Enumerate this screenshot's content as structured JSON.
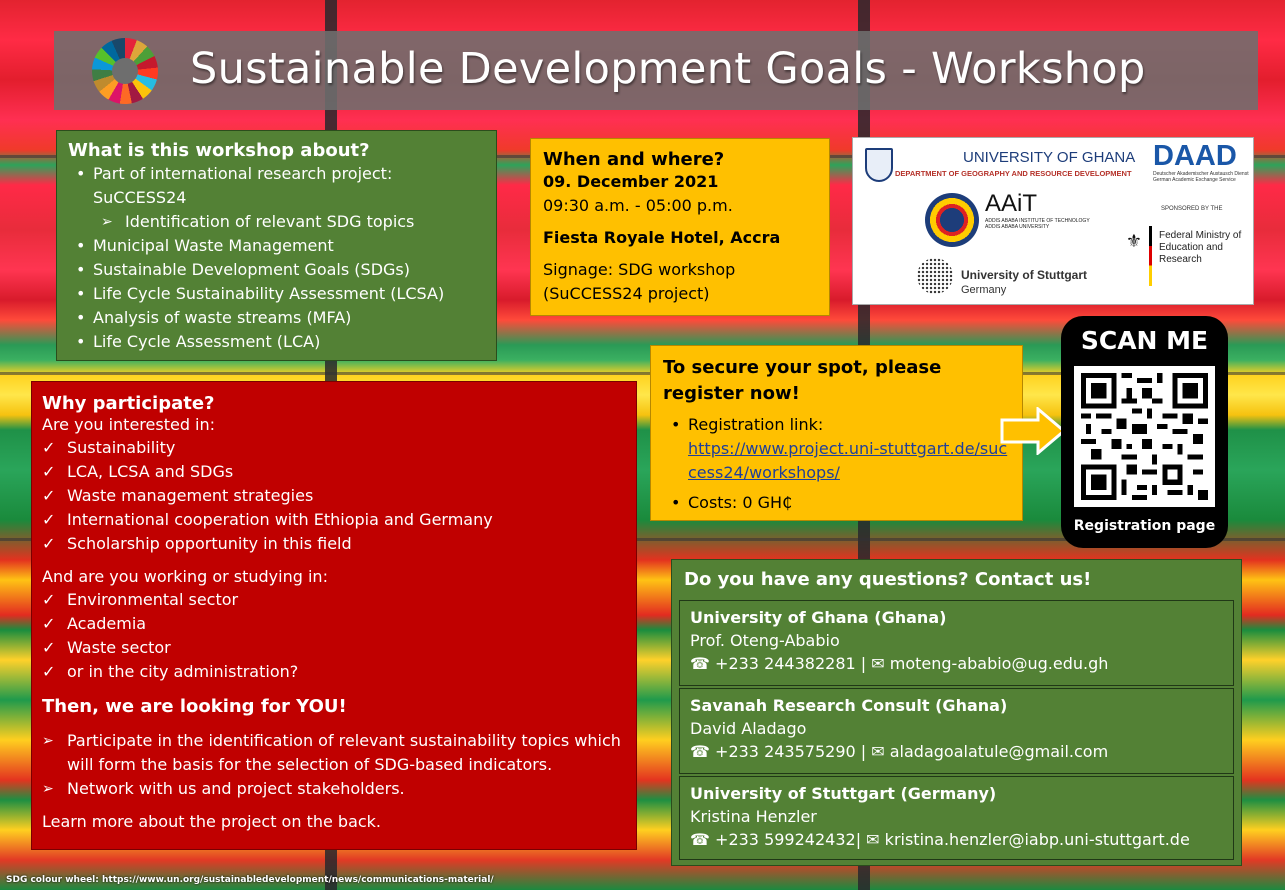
{
  "title": "Sustainable Development Goals - Workshop",
  "about": {
    "heading": "What is this workshop about?",
    "items": [
      "Part of international research project: SuCCESS24",
      "Identification of relevant SDG topics",
      "Municipal Waste Management",
      "Sustainable Development Goals (SDGs)",
      "Life Cycle Sustainability Assessment (LCSA)",
      "Analysis of waste streams (MFA)",
      "Life Cycle Assessment (LCA)"
    ]
  },
  "when": {
    "heading": "When and where?",
    "date": "09. December 2021",
    "time": "09:30 a.m. - 05:00 p.m.",
    "venue": "Fiesta Royale Hotel, Accra",
    "signage": "Signage: SDG workshop (SuCCESS24 project)"
  },
  "logos": {
    "ug_name": "UNIVERSITY OF GHANA",
    "ug_dept": "DEPARTMENT OF GEOGRAPHY AND RESOURCE DEVELOPMENT",
    "daad": "DAAD",
    "daad_sub": "Deutscher Akademischer Austausch Dienst German Academic Exchange Service",
    "aait": "AAiT",
    "aait_sub": "ADDIS ABABA INSTITUTE OF TECHNOLOGY ADDIS ABABA UNIVERSITY",
    "stuttgart": "University of Stuttgart",
    "stuttgart_sub": "Germany",
    "sponsored": "SPONSORED BY THE",
    "federal": "Federal Ministry of Education and Research"
  },
  "why": {
    "heading": "Why participate?",
    "intro": "Are you interested in:",
    "interests": [
      "Sustainability",
      "LCA, LCSA and SDGs",
      "Waste management strategies",
      "International cooperation with Ethiopia and Germany",
      "Scholarship opportunity in this field"
    ],
    "intro2": "And are you working or studying in:",
    "fields": [
      "Environmental sector",
      "Academia",
      "Waste sector",
      "or in the city administration?"
    ],
    "looking_heading": "Then, we are looking for YOU!",
    "actions": [
      "Participate in the identification of relevant sustainability topics which will form the basis for the selection of SDG-based indicators.",
      "Network with us and project stakeholders."
    ],
    "learn_more": "Learn more about the project on the back."
  },
  "register": {
    "heading": "To secure your spot, please register now!",
    "link_label": "Registration link:",
    "link": "https://www.project.uni-stuttgart.de/success24/workshops/",
    "costs": "Costs: 0 GH₵"
  },
  "scan": {
    "title": "SCAN ME",
    "subtitle": "Registration page"
  },
  "contact": {
    "heading": "Do you have any questions? Contact us!",
    "cards": [
      {
        "org": "University of Ghana (Ghana)",
        "person": "Prof. Oteng-Ababio",
        "phone": "+233 244382281",
        "sep": " | ",
        "email": "moteng-ababio@ug.edu.gh"
      },
      {
        "org": "Savanah Research Consult (Ghana)",
        "person": "David Aladago",
        "phone": "+233 243575290",
        "sep": " | ",
        "email": "aladagoalatule@gmail.com"
      },
      {
        "org": "University of Stuttgart (Germany)",
        "person": "Kristina Henzler",
        "phone": "+233 599242432",
        "sep": "| ",
        "email": "kristina.henzler@iabp.uni-stuttgart.de"
      }
    ]
  },
  "footer": "SDG colour wheel: https://www.un.org/sustainabledevelopment/news/communications-material/",
  "colors": {
    "green_box": "#538135",
    "red_box": "#c00000",
    "yellow_box": "#ffc000",
    "link": "#1f3f99"
  },
  "icons": [
    "sdg-wheel-icon",
    "phone-icon",
    "email-icon",
    "arrow-right-icon",
    "qr-code-icon"
  ]
}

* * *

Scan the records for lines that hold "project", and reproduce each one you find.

      "Part of international research project: SuCCESS24",
    "signage": "Signage: SDG workshop (SuCCESS24 project)"
      "Network with us and project stakeholders."
    "learn_more": "Learn more about the project on the back."
    "link": "https://www.project.uni-stuttgart.de/success24/workshops/",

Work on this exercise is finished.